▶ What is needed:
Below are records. Return each one exactly as written.

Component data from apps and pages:

== Segment start ==

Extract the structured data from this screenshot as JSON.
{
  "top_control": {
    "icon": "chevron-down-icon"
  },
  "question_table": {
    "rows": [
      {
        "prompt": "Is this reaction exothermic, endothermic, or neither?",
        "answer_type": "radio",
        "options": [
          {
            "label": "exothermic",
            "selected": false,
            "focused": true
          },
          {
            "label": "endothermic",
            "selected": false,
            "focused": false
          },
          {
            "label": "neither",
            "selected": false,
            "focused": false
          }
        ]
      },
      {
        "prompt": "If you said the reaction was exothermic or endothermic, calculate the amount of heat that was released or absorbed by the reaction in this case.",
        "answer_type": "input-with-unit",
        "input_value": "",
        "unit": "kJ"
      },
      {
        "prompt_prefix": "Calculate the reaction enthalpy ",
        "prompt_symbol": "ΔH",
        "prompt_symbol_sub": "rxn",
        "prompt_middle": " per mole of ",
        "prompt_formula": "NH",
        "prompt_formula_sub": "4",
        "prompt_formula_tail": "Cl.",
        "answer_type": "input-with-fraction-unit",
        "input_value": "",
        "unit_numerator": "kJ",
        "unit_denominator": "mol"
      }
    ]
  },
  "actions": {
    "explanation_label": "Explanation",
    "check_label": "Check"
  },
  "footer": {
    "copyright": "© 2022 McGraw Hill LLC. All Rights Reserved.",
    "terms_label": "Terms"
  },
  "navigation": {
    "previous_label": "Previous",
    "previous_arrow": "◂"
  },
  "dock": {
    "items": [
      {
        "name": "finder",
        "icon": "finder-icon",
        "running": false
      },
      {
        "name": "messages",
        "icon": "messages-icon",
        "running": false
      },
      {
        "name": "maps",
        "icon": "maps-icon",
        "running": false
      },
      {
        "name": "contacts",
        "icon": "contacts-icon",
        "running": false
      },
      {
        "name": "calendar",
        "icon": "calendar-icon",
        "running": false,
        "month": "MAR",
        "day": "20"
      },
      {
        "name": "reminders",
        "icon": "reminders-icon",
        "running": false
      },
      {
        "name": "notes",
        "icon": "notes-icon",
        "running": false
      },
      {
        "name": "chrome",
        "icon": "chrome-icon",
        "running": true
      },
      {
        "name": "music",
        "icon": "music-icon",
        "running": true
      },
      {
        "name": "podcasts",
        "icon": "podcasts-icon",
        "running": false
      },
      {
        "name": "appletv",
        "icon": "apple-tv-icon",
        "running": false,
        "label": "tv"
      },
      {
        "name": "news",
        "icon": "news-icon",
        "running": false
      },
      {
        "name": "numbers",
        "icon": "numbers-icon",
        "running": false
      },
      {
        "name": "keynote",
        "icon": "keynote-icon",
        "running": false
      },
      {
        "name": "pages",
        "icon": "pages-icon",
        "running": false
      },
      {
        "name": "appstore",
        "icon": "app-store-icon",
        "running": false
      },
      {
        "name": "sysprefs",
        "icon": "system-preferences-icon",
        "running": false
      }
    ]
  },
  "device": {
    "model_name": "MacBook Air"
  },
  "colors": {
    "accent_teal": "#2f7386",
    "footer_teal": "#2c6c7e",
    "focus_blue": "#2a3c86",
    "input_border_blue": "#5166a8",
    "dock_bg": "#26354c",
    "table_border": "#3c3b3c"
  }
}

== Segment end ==

▶ Solution for this problem:
Extract the structured data from this screenshot as JSON.
{
  "top_control": {
    "icon": "chevron-down-icon"
  },
  "question_table": {
    "rows": [
      {
        "prompt": "Is this reaction exothermic, endothermic, or neither?",
        "answer_type": "radio",
        "options": [
          {
            "label": "exothermic",
            "selected": false,
            "focused": true
          },
          {
            "label": "endothermic",
            "selected": false,
            "focused": false
          },
          {
            "label": "neither",
            "selected": false,
            "focused": false
          }
        ]
      },
      {
        "prompt": "If you said the reaction was exothermic or endothermic, calculate the amount of heat that was released or absorbed by the reaction in this case.",
        "answer_type": "input-with-unit",
        "input_value": "",
        "unit": "kJ"
      },
      {
        "prompt_prefix": "Calculate the reaction enthalpy ",
        "prompt_symbol": "ΔH",
        "prompt_symbol_sub": "rxn",
        "prompt_middle": " per mole of ",
        "prompt_formula": "NH",
        "prompt_formula_sub": "4",
        "prompt_formula_tail": "Cl.",
        "answer_type": "input-with-fraction-unit",
        "input_value": "",
        "unit_numerator": "kJ",
        "unit_denominator": "mol"
      }
    ]
  },
  "actions": {
    "explanation_label": "Explanation",
    "check_label": "Check"
  },
  "footer": {
    "copyright": "© 2022 McGraw Hill LLC. All Rights Reserved.",
    "terms_label": "Terms"
  },
  "navigation": {
    "previous_label": "Previous",
    "previous_arrow": "◂"
  },
  "dock": {
    "items": [
      {
        "name": "finder",
        "icon": "finder-icon",
        "running": false
      },
      {
        "name": "messages",
        "icon": "messages-icon",
        "running": false
      },
      {
        "name": "maps",
        "icon": "maps-icon",
        "running": false
      },
      {
        "name": "contacts",
        "icon": "contacts-icon",
        "running": false
      },
      {
        "name": "calendar",
        "icon": "calendar-icon",
        "running": false,
        "month": "MAR",
        "day": "20"
      },
      {
        "name": "reminders",
        "icon": "reminders-icon",
        "running": false
      },
      {
        "name": "notes",
        "icon": "notes-icon",
        "running": false
      },
      {
        "name": "chrome",
        "icon": "chrome-icon",
        "running": true
      },
      {
        "name": "music",
        "icon": "music-icon",
        "running": true
      },
      {
        "name": "podcasts",
        "icon": "podcasts-icon",
        "running": false
      },
      {
        "name": "appletv",
        "icon": "apple-tv-icon",
        "running": false,
        "label": "tv"
      },
      {
        "name": "news",
        "icon": "news-icon",
        "running": false
      },
      {
        "name": "numbers",
        "icon": "numbers-icon",
        "running": false
      },
      {
        "name": "keynote",
        "icon": "keynote-icon",
        "running": false
      },
      {
        "name": "pages",
        "icon": "pages-icon",
        "running": false
      },
      {
        "name": "appstore",
        "icon": "app-store-icon",
        "running": false
      },
      {
        "name": "sysprefs",
        "icon": "system-preferences-icon",
        "running": false
      }
    ]
  },
  "device": {
    "model_name": "MacBook Air"
  },
  "colors": {
    "accent_teal": "#2f7386",
    "footer_teal": "#2c6c7e",
    "focus_blue": "#2a3c86",
    "input_border_blue": "#5166a8",
    "dock_bg": "#26354c",
    "table_border": "#3c3b3c"
  }
}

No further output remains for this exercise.